Stored entries:
---
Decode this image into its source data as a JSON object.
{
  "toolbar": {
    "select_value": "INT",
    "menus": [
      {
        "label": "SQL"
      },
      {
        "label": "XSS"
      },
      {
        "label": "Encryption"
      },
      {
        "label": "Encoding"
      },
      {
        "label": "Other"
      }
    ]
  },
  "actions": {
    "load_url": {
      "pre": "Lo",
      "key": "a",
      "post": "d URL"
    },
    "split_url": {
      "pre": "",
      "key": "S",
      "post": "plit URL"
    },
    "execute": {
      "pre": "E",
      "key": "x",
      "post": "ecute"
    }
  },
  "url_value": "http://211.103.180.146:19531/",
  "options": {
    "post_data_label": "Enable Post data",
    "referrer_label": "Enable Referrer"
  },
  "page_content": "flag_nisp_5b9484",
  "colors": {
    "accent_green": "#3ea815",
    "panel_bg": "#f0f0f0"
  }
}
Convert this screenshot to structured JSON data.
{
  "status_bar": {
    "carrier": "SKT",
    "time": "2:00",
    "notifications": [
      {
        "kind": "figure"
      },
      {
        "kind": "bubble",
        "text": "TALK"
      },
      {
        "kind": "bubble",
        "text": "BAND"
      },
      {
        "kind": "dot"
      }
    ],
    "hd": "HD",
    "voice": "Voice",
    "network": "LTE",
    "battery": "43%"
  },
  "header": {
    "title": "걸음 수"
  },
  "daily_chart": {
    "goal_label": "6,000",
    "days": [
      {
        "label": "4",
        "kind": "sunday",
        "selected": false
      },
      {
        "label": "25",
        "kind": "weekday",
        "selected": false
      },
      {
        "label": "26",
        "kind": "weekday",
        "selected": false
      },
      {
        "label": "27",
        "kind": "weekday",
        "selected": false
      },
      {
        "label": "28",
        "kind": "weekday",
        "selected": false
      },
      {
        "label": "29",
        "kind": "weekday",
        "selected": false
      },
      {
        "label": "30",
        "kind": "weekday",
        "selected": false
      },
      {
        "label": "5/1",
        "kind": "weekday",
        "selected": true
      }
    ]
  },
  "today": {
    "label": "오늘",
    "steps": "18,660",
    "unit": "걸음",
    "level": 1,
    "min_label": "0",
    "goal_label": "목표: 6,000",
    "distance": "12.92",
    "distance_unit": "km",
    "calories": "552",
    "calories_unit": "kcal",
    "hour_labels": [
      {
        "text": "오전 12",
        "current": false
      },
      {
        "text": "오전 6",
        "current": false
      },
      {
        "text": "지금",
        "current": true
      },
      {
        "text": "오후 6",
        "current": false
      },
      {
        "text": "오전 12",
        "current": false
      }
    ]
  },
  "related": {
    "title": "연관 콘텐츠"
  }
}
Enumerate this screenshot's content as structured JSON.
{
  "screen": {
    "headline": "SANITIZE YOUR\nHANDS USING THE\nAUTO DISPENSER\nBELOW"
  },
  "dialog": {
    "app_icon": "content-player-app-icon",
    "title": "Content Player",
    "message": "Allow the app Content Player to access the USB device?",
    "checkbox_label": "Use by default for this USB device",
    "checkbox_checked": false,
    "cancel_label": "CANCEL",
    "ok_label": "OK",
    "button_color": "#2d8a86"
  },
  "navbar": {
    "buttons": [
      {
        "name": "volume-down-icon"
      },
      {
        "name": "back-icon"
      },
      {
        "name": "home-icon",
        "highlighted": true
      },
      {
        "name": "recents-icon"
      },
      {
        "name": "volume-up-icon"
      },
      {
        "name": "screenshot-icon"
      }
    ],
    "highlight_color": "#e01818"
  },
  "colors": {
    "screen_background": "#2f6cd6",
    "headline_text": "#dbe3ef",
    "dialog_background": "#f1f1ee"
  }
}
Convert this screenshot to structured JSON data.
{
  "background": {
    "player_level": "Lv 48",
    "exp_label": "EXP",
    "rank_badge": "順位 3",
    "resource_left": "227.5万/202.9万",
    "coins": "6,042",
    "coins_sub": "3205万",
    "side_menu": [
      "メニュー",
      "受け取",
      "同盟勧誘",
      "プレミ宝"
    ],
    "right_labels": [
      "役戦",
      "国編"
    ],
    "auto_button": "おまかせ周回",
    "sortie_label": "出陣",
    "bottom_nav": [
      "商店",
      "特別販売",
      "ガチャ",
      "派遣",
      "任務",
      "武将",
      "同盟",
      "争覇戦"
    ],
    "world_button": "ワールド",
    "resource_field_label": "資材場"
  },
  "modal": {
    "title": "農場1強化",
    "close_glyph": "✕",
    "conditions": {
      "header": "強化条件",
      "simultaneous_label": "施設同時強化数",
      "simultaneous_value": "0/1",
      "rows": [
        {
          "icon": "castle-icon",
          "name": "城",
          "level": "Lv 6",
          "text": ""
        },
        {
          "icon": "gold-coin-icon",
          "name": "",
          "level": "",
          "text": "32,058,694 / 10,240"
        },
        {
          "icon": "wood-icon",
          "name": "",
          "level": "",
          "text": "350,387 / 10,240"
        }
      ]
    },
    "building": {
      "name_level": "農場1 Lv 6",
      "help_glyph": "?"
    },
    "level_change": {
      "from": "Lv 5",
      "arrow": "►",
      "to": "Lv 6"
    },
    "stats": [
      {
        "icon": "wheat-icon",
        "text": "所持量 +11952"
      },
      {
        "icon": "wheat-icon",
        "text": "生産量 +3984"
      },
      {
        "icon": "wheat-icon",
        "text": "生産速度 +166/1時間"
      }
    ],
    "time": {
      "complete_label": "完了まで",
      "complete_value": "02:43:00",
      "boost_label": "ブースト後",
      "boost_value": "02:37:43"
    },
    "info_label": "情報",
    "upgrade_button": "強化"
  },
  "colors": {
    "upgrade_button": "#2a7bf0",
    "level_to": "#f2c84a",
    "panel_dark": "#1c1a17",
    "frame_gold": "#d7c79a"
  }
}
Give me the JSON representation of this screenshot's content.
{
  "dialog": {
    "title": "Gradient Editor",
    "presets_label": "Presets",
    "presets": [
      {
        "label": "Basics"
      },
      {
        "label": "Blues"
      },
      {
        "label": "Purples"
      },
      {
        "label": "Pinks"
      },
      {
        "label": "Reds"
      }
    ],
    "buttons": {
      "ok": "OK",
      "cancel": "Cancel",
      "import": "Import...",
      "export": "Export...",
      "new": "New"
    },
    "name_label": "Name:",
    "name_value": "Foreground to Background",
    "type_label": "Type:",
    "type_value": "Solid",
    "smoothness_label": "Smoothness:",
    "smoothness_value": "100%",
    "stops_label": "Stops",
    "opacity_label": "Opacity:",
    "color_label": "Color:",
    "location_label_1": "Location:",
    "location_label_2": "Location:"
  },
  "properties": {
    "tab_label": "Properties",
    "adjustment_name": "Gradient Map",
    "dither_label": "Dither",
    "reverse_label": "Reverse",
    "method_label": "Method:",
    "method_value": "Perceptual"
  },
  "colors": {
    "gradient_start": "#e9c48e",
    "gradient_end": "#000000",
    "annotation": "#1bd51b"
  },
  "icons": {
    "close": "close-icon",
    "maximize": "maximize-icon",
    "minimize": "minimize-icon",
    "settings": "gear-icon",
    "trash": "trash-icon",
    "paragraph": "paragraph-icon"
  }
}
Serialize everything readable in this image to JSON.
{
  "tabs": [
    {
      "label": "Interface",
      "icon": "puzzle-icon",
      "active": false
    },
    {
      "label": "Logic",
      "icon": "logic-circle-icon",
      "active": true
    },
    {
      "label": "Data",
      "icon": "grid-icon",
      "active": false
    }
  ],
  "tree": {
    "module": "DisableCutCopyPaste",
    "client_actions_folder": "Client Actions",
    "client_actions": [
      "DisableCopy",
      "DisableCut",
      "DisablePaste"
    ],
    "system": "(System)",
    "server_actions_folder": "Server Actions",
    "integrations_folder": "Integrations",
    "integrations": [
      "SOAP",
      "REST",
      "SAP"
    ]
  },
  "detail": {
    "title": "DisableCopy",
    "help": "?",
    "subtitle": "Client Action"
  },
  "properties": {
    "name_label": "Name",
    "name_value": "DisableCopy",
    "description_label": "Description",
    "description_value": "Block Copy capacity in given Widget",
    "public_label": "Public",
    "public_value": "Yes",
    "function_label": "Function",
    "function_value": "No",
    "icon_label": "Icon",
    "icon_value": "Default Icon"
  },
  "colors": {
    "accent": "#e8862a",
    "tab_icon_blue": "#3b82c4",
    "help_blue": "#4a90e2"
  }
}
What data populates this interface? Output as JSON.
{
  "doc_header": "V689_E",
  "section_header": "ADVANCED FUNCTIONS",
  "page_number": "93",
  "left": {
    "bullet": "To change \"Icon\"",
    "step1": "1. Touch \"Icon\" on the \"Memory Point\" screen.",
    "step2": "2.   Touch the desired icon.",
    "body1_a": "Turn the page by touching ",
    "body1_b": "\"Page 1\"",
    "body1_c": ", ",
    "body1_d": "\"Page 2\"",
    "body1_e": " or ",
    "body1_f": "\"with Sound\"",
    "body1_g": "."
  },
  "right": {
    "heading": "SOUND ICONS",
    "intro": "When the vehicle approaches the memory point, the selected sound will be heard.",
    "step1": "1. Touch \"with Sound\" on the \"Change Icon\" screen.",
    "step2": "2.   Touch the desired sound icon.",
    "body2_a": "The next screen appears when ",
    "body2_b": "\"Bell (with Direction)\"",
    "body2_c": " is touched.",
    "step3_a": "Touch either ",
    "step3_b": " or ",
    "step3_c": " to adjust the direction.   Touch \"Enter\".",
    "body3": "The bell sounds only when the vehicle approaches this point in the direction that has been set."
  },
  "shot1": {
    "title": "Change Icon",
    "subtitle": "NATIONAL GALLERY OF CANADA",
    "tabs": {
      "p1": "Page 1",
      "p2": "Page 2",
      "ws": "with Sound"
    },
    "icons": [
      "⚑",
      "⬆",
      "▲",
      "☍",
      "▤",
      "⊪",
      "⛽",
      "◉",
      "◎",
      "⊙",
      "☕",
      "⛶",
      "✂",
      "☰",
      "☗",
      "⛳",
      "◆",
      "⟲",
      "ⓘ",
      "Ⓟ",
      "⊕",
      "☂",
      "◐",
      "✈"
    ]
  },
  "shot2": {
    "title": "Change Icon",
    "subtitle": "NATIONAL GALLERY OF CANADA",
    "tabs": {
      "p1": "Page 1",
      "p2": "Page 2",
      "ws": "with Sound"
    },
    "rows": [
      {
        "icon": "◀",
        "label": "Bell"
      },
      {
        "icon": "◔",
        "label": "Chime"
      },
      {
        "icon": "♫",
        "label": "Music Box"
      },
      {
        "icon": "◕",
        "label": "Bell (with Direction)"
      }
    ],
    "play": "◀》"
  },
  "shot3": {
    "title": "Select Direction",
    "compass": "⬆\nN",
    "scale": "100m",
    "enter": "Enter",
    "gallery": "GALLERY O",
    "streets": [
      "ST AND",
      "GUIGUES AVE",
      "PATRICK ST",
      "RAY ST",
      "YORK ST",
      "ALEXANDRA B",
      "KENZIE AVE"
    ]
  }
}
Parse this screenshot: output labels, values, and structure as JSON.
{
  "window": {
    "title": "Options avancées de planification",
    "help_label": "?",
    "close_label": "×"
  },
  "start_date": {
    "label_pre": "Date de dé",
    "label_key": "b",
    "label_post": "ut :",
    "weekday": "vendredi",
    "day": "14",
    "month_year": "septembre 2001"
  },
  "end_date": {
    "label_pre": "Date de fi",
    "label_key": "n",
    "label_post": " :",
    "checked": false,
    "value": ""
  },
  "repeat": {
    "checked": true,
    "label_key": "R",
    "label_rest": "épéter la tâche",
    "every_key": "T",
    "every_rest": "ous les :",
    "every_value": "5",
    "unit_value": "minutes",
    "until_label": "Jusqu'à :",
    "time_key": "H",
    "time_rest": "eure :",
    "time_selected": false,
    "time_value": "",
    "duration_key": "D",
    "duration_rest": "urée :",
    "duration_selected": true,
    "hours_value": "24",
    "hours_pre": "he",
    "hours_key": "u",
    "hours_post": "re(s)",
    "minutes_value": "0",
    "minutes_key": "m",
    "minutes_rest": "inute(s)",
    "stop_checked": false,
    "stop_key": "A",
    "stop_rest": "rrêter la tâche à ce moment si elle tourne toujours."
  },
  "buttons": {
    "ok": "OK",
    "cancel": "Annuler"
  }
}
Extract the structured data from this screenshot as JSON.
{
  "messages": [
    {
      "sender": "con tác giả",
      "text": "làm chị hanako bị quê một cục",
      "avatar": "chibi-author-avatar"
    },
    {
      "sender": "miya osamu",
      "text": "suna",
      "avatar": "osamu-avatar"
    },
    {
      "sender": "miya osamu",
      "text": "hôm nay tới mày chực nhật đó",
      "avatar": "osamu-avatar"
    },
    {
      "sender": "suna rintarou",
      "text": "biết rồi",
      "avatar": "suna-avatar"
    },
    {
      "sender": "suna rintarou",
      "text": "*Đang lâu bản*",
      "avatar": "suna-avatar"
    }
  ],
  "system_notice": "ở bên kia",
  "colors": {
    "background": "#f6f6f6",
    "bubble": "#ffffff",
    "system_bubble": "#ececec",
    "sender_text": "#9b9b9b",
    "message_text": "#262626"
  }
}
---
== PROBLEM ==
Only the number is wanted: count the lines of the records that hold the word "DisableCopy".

== ANSWER TO THIS TASK ==
3